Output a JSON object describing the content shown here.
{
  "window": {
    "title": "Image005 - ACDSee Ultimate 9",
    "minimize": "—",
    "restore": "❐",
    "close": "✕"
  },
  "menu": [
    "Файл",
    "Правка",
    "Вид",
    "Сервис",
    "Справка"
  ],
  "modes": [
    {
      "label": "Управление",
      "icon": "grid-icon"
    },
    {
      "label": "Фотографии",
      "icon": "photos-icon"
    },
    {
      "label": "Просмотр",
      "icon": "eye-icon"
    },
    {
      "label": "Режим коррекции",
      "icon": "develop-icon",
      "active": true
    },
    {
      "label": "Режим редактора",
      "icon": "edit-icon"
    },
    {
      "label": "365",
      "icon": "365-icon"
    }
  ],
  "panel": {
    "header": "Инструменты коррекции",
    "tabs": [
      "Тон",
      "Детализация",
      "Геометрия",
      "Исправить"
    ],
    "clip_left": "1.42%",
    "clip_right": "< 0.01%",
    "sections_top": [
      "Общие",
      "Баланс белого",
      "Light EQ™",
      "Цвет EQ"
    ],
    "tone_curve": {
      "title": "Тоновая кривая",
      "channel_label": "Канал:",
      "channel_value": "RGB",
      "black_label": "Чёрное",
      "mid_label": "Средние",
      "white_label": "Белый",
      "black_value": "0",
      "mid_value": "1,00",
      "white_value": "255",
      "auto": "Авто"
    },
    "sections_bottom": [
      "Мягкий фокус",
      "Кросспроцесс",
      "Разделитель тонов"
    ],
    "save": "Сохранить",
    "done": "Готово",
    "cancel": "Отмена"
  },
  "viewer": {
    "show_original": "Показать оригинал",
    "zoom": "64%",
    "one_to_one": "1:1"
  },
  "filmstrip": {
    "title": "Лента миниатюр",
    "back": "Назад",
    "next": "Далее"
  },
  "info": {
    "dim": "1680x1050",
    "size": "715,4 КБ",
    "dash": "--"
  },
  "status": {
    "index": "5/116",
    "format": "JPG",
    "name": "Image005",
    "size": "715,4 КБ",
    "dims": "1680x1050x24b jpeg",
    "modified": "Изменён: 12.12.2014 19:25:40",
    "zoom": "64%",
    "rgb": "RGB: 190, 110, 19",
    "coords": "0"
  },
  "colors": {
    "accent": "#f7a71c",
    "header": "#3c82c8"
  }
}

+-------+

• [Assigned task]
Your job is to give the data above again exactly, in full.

• [Answer]
Output a JSON object describing the content shown here.
{
  "window": {
    "title": "Image005 - ACDSee Ultimate 9",
    "minimize": "—",
    "restore": "❐",
    "close": "✕"
  },
  "menu": [
    "Файл",
    "Правка",
    "Вид",
    "Сервис",
    "Справка"
  ],
  "modes": [
    {
      "label": "Управление",
      "icon": "grid-icon"
    },
    {
      "label": "Фотографии",
      "icon": "photos-icon"
    },
    {
      "label": "Просмотр",
      "icon": "eye-icon"
    },
    {
      "label": "Режим коррекции",
      "icon": "develop-icon",
      "active": true
    },
    {
      "label": "Режим редактора",
      "icon": "edit-icon"
    },
    {
      "label": "365",
      "icon": "365-icon"
    }
  ],
  "panel": {
    "header": "Инструменты коррекции",
    "tabs": [
      "Тон",
      "Детализация",
      "Геометрия",
      "Исправить"
    ],
    "clip_left": "1.42%",
    "clip_right": "< 0.01%",
    "sections_top": [
      "Общие",
      "Баланс белого",
      "Light EQ™",
      "Цвет EQ"
    ],
    "tone_curve": {
      "title": "Тоновая кривая",
      "channel_label": "Канал:",
      "channel_value": "RGB",
      "black_label": "Чёрное",
      "mid_label": "Средние",
      "white_label": "Белый",
      "black_value": "0",
      "mid_value": "1,00",
      "white_value": "255",
      "auto": "Авто"
    },
    "sections_bottom": [
      "Мягкий фокус",
      "Кросспроцесс",
      "Разделитель тонов"
    ],
    "save": "Сохранить",
    "done": "Готово",
    "cancel": "Отмена"
  },
  "viewer": {
    "show_original": "Показать оригинал",
    "zoom": "64%",
    "one_to_one": "1:1"
  },
  "filmstrip": {
    "title": "Лента миниатюр",
    "back": "Назад",
    "next": "Далее"
  },
  "info": {
    "dim": "1680x1050",
    "size": "715,4 КБ",
    "dash": "--"
  },
  "status": {
    "index": "5/116",
    "format": "JPG",
    "name": "Image005",
    "size": "715,4 КБ",
    "dims": "1680x1050x24b jpeg",
    "modified": "Изменён: 12.12.2014 19:25:40",
    "zoom": "64%",
    "rgb": "RGB: 190, 110, 19",
    "coords": "0"
  },
  "colors": {
    "accent": "#f7a71c",
    "header": "#3c82c8"
  }
}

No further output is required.